Everything happens for a reason. Sometimes that reason is you are stupid and make bad decisions.
I think my fish is adjusting well to the four gallon, He's laying on his side attempting to go to sleep on the bottom of the gravel.
Imitation is the sincerest form of flattery.
Dear naps, sorry I hated you so much when I was a child... Love me
10-05-2012, 05:11 AM #6
I totally understand your trepidation, but I think a lot of the hurdle is for me I am a visual person. I can read a ton of info on a piece of equipment and talk to people till I am blue in the gills, but until I get that equipment in my hands I just won't completely understand it. With freshwater I was able to talk to people a little and then run out and buy some equipment. Then I went home a tinkered with it without any fish till it made sense. This made understanding super simple.
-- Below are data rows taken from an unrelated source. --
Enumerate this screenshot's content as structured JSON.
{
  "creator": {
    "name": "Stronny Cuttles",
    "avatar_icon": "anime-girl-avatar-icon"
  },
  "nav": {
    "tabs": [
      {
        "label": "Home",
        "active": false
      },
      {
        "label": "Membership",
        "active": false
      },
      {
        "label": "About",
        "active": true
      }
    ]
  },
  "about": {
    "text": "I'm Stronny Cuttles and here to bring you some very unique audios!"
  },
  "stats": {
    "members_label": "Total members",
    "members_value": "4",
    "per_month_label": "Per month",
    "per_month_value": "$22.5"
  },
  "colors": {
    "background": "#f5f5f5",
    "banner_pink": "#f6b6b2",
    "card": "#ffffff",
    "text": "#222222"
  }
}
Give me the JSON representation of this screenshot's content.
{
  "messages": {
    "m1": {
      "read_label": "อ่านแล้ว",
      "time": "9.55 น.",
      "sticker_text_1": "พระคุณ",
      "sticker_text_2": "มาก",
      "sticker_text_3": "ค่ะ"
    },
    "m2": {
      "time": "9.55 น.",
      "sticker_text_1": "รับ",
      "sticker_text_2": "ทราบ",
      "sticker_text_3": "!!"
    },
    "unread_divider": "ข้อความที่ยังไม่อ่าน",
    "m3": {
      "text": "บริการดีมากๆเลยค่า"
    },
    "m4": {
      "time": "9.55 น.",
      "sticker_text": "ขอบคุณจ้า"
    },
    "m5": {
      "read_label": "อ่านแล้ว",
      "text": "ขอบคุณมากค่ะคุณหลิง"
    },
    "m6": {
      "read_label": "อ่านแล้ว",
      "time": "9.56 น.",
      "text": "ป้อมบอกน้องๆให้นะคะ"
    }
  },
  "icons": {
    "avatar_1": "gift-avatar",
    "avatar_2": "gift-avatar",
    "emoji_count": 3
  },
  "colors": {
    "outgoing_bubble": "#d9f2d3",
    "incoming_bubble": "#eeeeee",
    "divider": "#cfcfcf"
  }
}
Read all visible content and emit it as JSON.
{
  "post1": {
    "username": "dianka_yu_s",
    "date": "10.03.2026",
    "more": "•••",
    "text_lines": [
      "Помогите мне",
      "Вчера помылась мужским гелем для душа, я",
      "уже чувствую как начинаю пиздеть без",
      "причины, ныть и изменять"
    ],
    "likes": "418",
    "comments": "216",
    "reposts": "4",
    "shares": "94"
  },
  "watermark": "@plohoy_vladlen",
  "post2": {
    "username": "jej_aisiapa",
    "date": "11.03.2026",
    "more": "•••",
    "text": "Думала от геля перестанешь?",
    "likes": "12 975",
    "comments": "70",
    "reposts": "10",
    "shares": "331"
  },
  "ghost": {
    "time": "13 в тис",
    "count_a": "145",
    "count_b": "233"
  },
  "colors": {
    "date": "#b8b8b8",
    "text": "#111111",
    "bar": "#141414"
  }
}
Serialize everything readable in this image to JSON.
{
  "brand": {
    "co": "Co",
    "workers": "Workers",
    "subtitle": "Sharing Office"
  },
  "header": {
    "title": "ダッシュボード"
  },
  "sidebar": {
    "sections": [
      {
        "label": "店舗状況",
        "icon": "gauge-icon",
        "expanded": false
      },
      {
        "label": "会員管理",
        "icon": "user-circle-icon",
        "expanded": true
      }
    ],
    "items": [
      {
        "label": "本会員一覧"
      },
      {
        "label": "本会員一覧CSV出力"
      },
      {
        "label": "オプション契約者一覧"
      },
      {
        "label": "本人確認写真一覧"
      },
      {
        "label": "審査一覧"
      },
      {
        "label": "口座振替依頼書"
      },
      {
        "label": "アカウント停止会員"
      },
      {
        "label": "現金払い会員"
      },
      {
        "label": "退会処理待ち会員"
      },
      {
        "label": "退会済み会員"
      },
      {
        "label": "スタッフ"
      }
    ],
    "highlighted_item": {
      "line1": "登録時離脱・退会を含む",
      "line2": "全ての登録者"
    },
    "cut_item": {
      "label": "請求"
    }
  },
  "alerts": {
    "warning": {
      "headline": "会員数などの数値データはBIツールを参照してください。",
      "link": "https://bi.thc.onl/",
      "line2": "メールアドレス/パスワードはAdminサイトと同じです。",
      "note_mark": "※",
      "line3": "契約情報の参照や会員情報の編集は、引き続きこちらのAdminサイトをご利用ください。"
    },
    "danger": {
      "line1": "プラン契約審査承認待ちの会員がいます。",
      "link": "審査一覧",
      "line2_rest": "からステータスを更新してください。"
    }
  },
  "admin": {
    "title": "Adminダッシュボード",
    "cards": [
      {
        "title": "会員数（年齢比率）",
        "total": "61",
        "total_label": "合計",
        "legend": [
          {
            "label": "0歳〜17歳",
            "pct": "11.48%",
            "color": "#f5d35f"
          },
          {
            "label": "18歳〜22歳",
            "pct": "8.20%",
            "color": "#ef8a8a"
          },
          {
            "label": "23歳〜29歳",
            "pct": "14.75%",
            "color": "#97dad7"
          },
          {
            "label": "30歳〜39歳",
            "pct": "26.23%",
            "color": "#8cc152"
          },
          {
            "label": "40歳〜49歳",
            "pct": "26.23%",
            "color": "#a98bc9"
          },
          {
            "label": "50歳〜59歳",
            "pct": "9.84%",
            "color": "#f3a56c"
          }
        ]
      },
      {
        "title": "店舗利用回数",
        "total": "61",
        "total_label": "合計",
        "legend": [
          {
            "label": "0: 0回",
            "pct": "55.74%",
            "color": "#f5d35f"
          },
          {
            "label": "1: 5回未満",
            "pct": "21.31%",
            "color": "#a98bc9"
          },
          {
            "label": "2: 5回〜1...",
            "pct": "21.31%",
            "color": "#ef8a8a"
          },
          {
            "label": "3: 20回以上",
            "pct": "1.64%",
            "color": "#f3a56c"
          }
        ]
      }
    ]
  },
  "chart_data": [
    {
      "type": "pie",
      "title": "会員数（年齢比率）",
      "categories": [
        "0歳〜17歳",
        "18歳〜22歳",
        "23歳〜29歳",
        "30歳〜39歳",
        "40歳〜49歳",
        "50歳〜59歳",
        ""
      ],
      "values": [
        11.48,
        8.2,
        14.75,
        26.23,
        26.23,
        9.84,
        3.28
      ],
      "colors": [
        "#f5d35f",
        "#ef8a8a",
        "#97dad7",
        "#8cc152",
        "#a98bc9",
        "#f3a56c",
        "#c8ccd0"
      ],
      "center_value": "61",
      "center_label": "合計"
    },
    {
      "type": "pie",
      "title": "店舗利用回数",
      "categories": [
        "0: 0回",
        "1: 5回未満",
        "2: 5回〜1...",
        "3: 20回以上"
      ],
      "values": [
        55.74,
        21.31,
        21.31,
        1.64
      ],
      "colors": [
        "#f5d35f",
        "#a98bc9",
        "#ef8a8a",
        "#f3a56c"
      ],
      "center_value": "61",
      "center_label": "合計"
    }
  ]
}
With SW tho buying a 55g wet/dry filter or a $300 skimmer isn't just as simple as "heck I'm gonna go do it today" usually. So it becomes a lot more of a monetary commitment to really grasp what I am getting into. I think once I can actually do that and get them home and set up tho it will all make perfect sense and I won't remember what was so scary about it.
We are buying our first tank for a salt setup tomorrow. Just went and looked at it and pulled the trigger today. 120g, and the filter that is on it is just a fluval 405, so I'm moving the fluval over to my new 55g freshwater, and going to go ahead and buy a skimmer and a 40g tank to use as a refugium. Is it a little nerve wracking? Sure. But after tomorrow night I will have a good idea what I am doing.
10-05-2012, 10:00 AM #7
IME, marine aquariums are no harder to keep or learn about than any other type of aquarium set-up. You just have to research before setting up the tank, just as with any other type of set-up
As we are talking about a saltwater topic here, I have moved your thread to the correct section of the forumIf you take your time to do the research FIRST, you can successfully set-up and keep ANY type of aquarium with ease.
"Not using a quarantine tank is like playing Russian roulette. Nobody wins the game, some people just get to play longer than others." - Anthony Calfo
Fishless Cycle Cycling with Fish Marine Aquarium Info [URL="http://saltwater.aquaticcommunity.com/"]